Reichert: We definitely have to take a little bit of a break. We’re not able to do live shows right now, cause I’m not able to walk, and I’m in the hospital so often for chemotherapy. It’s almost impossible. When I do have breaks, I’m in my home studio. And it helps so much. It helps me feel like a normal person, not like I’m sick. I’m still able to sit down and turn out ideas like I used to. We’ve definitely been writing a lot. Any time I’m not feeling the effects, Mike and Ben will come over and we’ll mess around with ideas. We’re still trying to get material out, even given the circumstance.
P: Have you dove into writing about it at all, or have you been avoiding it because it’s so delicate?
Reichert: I haven’t written a lot about it yet. I think it’s still so new to me, so I have to wrap my head around it. I’ve been writing a lot about things that distract me from it, like love songs or whatever it may be. I haven’t written too much about the actual circumstance yet, even though “Summerfields” ended up really reflecting a lot. Like the lyrics ended up reflecting what I’m going through.
P: Could I get a little bit about your specific illness and your treatment plan, if you would be comfortable talking about that? Is it an OK spot to have it, like would it be worse if it were somewhere else?
Reichert: Yeah, of course. I am diagnosed with osteosarcoma, which is bone cancer. It’s in my left femur, right above my knee. It’s a tumor. It’s an okay spot to have it, just cause I can get it removed. If it were in my pelvis it would be harder to remove. … I’m able to get it removed. I’ll have a titanium knee replacement, and that’s happening in about a month. So, my treatment plan is through six cycles and each cycle consists of five weeks. The first cycle is the really intense chemo and then I have two weeks off. The first week, I’m basically struggling to stay awake, and the second week, I’m full energy, and then I go back into the studio, and that’s when I do a lot of my writing. … I’m just now finishing up with my second cycle, and then I have my surgery. … After my surgery, I will be in intensive physical therapy to start learning to walk again. … And then I have four more cycles after that, so that will take me to about May.
P: So after it’s removed, how does it work? How long will it be until you could be evaluated and declared cancer-free?
Reichert: It really depends. They’ll do a biopsy of my tumor after they remove it, and then they’ll evaluate to see how well the chemo worked and how much of the tumor got killed. They’re hoping for at least 90 percent removed. That’d be considered a good response. Anything less than that and it’d be considered a bad response, and they’d start me on a new treatment plan. After treatment, we will do more scans, and if there’s still no evidence of it in my body, then that’s when I’m considered cancer-free. … I have about a 50 percent chance of my body responding to the chemo.

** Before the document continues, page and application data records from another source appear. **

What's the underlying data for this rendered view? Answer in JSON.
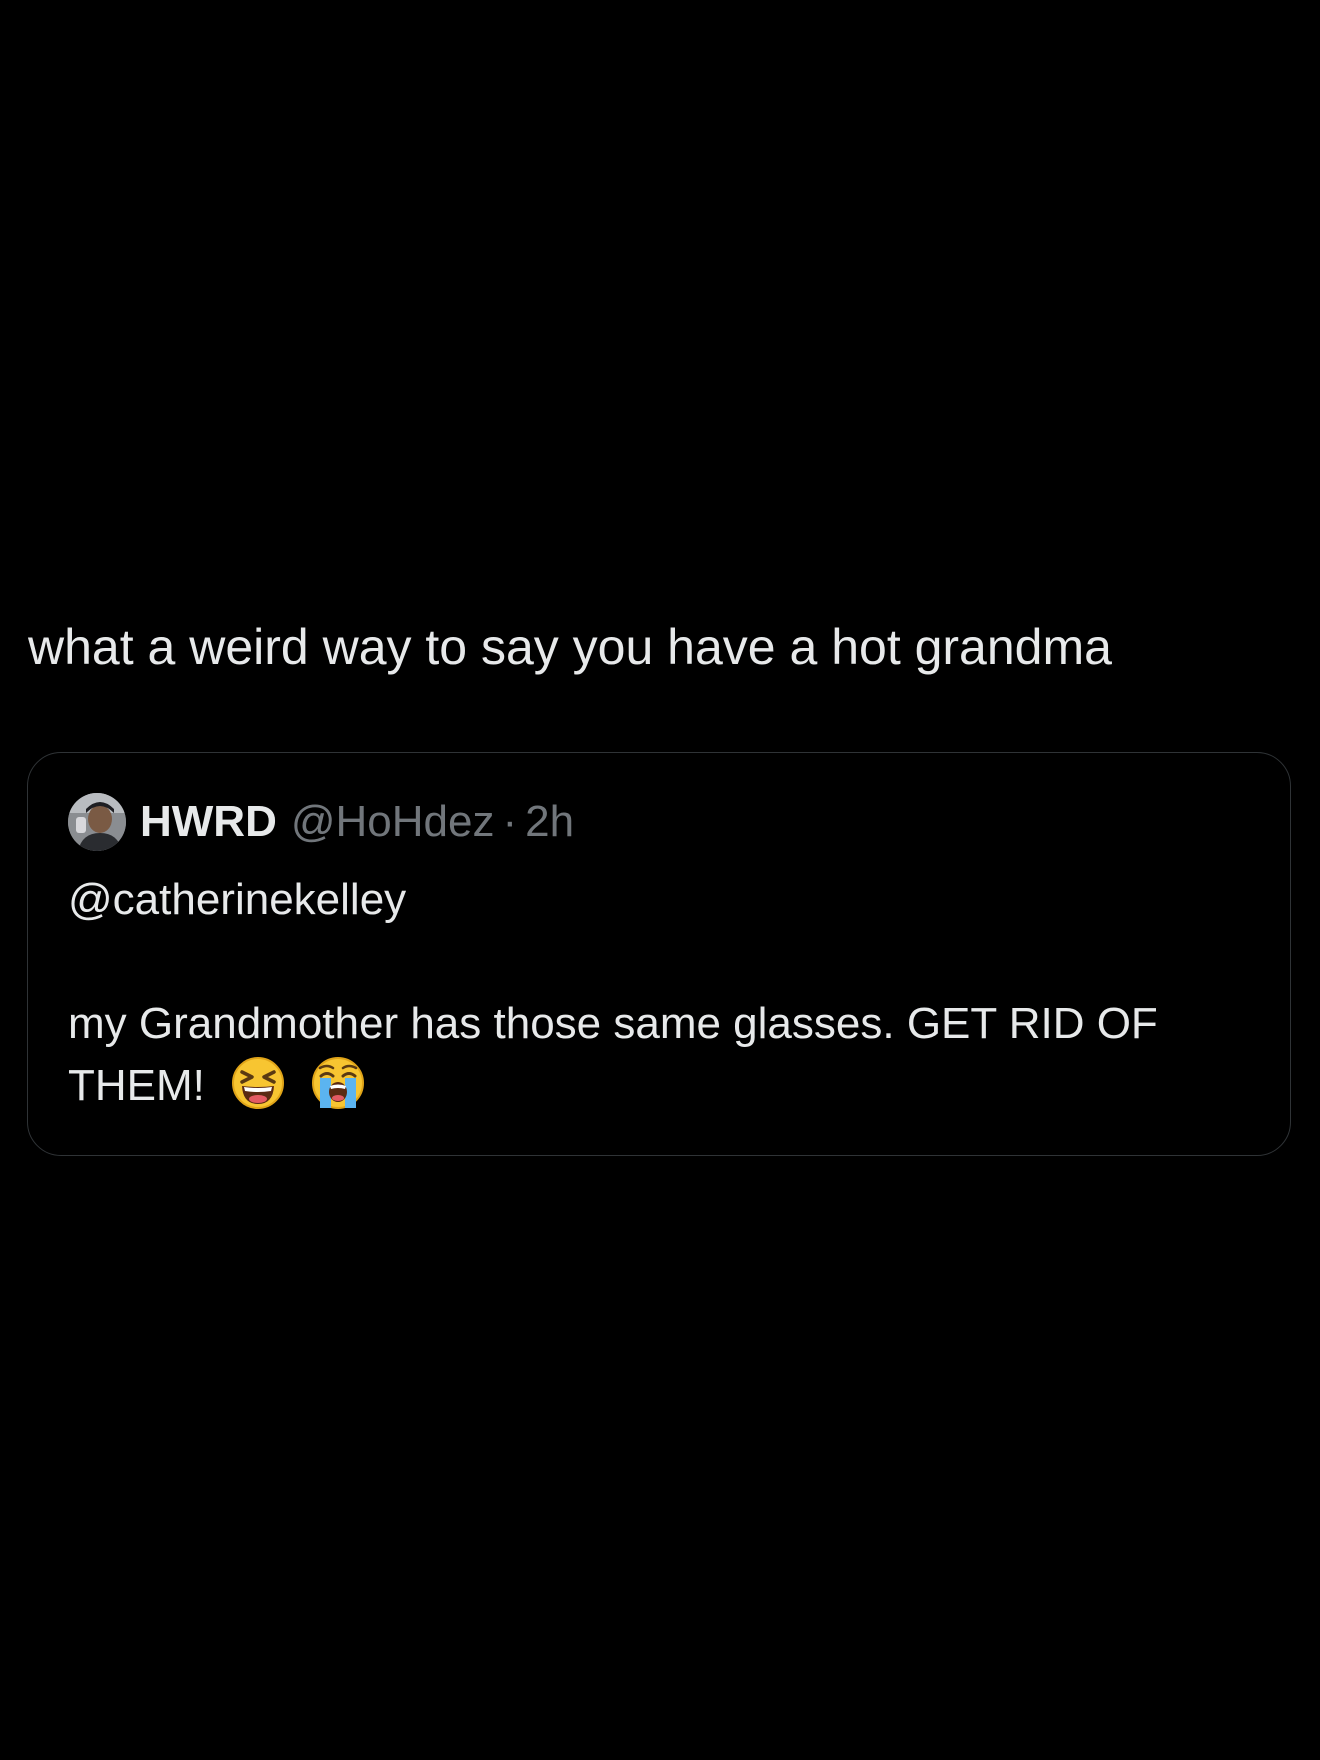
{
  "post": {
    "text": "what a weird way to say you have a hot grandma"
  },
  "quoted_post": {
    "author": {
      "display_name": "HWRD",
      "handle": "@HoHdez",
      "avatar_icon": "user-avatar"
    },
    "separator": "·",
    "timestamp": "2h",
    "mention": "@catherinekelley",
    "line1": "my Grandmother has those same glasses. GET RID OF",
    "line2": "THEM!",
    "emojis": [
      "laughing-squinting-face-emoji",
      "loudly-crying-face-emoji"
    ]
  },
  "colors": {
    "background": "#000000",
    "primary_text": "#e7e9ea",
    "secondary_text": "#71767b",
    "card_border": "#2f3336"
  }
}
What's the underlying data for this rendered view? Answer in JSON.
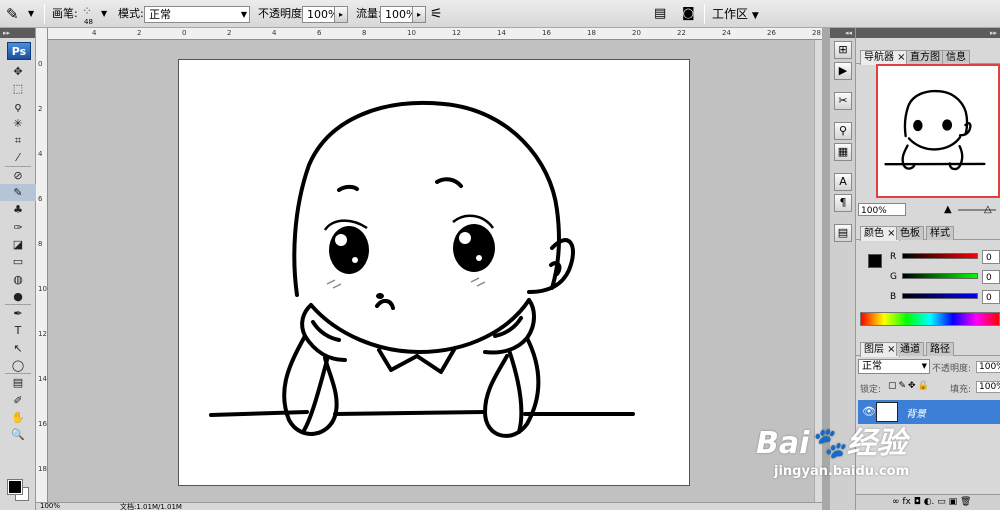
{
  "options": {
    "brush_label": "画笔:",
    "brush_size": "48",
    "mode_label": "模式:",
    "mode_value": "正常",
    "opacity_label": "不透明度:",
    "opacity_value": "100%",
    "flow_label": "流量:",
    "flow_value": "100%",
    "workspace_label": "工作区",
    "workspace_arrow": "▼"
  },
  "rulers": {
    "top": [
      "4",
      "2",
      "0",
      "2",
      "4",
      "6",
      "8",
      "10",
      "12",
      "14",
      "16",
      "18",
      "20",
      "22",
      "24",
      "26",
      "28"
    ],
    "left": [
      "0",
      "2",
      "4",
      "6",
      "8",
      "10",
      "12",
      "14",
      "16",
      "18"
    ]
  },
  "tools": {
    "logo": "Ps",
    "icons": [
      "move-icon",
      "marquee-icon",
      "lasso-icon",
      "magic-wand-icon",
      "crop-icon",
      "slice-icon",
      "healing-brush-icon",
      "brush-icon",
      "clone-stamp-icon",
      "history-brush-icon",
      "eraser-icon",
      "gradient-icon",
      "blur-icon",
      "dodge-icon",
      "pen-icon",
      "type-icon",
      "path-selection-icon",
      "shape-icon",
      "notes-icon",
      "eyedropper-icon",
      "hand-icon",
      "zoom-icon"
    ],
    "glyphs": [
      "✥",
      "⬚",
      "ϙ",
      "✳",
      "⌗",
      "⁄",
      "⊘",
      "✎",
      "♣",
      "✑",
      "◪",
      "▭",
      "◍",
      "●",
      "✒",
      "T",
      "↖",
      "◯",
      "▤",
      "✐",
      "✋",
      "🔍"
    ],
    "fg_color": "#000000",
    "bg_color": "#ffffff"
  },
  "status": {
    "zoom": "100%",
    "doc_info": "文档:1.01M/1.01M"
  },
  "navigator": {
    "tabs": [
      "导航器",
      "直方图",
      "信息"
    ],
    "zoom_value": "100%"
  },
  "color_panel": {
    "tabs": [
      "颜色",
      "色板",
      "样式"
    ],
    "channels": [
      {
        "label": "R",
        "value": "0",
        "gradient": "linear-gradient(90deg,#000,#f00)"
      },
      {
        "label": "G",
        "value": "0",
        "gradient": "linear-gradient(90deg,#000,#0f0)"
      },
      {
        "label": "B",
        "value": "0",
        "gradient": "linear-gradient(90deg,#000,#00f)"
      }
    ]
  },
  "layers_panel": {
    "tabs": [
      "图层",
      "通道",
      "路径"
    ],
    "blend_mode": "正常",
    "opacity_label": "不透明度:",
    "opacity_value": "100%",
    "lock_label": "锁定:",
    "fill_label": "填充:",
    "fill_value": "100%",
    "layer_name": "背景",
    "bottom_icons": "∞ fx ◘ ◐. ▭ ▣ 🗑"
  },
  "watermark": {
    "logo": "Bai🐾经验",
    "url": "jingyan.baidu.com"
  }
}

Q: When people go through life-altering experiences, it will change their perspective and they’ll say, ‘I was either glad to be doing what I’m doing,’ or, ‘I started thinking, I got to get into something else.’ Did [your illness] make you more glad that you were doing music and spending your time on that?
A: It put everything into perspective, like how short life is. So it’s like, why do anything except what you’re extremely passionate about? I definitely had that feeling. I’ve always been really passionate about following music, but I think this kind of reaffirmed it.